New Orleans Special Education Lawsuit Nears Settlement

| No comments

A lawsuit involving special education students and charter schools in New Orleans might be on the verge of settlement, according to The Times-Picayune.

The complaint was filed by the Southern Poverty Law Center in 2010. It claimed that New Orleans public schools discriminated against the student plaintiffs because of their disabilities and that massive post-Katrina school choice reform efforts—specifically the charter school boom—have largely left those students behind. The center said the issue has been ongoing in a more recent filing from 2013. 

The Louisiana Department of Education, the state Board of Elementary and Secondary Education, the state superintendent, and the Orleans Parish School Board are defendants in the case. Reporter Danielle Dreilinger with The Times-Picayune has been following the story:

"Last week, the Board of Elementary and Secondary Education voted to grant authority to the Education Department to settle the case. Superintendent John White emphasized Wednesday that a settlement had not yet been reached.

In New Orleans, the School Board's legal committee is scheduled to review and vote on the settlement Thursday. Typically, that means there is a draft agreement with the framework generally set but some details left to work out."

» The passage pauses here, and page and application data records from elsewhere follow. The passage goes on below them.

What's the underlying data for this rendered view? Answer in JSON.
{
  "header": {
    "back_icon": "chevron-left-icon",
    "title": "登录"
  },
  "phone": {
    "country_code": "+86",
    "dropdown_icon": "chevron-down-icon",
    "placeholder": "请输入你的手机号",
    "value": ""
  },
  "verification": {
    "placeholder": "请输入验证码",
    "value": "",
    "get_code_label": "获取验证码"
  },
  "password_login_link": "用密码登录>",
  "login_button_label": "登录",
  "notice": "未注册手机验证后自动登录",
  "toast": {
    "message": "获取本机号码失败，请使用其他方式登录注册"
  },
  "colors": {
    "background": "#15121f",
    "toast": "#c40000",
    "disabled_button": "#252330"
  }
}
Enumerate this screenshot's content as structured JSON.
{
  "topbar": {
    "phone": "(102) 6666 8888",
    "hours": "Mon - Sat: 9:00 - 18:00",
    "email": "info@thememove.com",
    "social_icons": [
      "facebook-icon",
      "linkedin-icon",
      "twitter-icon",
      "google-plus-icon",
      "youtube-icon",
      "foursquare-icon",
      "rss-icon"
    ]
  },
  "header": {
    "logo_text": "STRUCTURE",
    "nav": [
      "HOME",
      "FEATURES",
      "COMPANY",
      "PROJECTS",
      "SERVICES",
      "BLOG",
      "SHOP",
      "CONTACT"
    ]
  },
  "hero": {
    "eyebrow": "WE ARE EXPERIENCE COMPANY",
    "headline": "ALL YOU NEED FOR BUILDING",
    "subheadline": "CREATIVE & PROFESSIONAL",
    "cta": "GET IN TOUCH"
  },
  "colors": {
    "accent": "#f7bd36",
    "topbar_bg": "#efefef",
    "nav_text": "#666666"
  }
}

You can find the original complaint here

Related: Special Education Charter Schools Vulnerable to Funding Shortfall

Notice: We recently upgraded our comments. (Learn more here.) If you are logged in as a subscriber or registered user and already have a Display Name on edweek.org, you can post comments. If you do not already have a Display Name, please create one here.
Ground Rules for Posting
We encourage lively debate, but please be respectful of others. Profanity and personal attacks are prohibited. By commenting, you are agreeing to abide by our user agreement.
All comments are public.


Most Viewed on Education Week



Recent Comments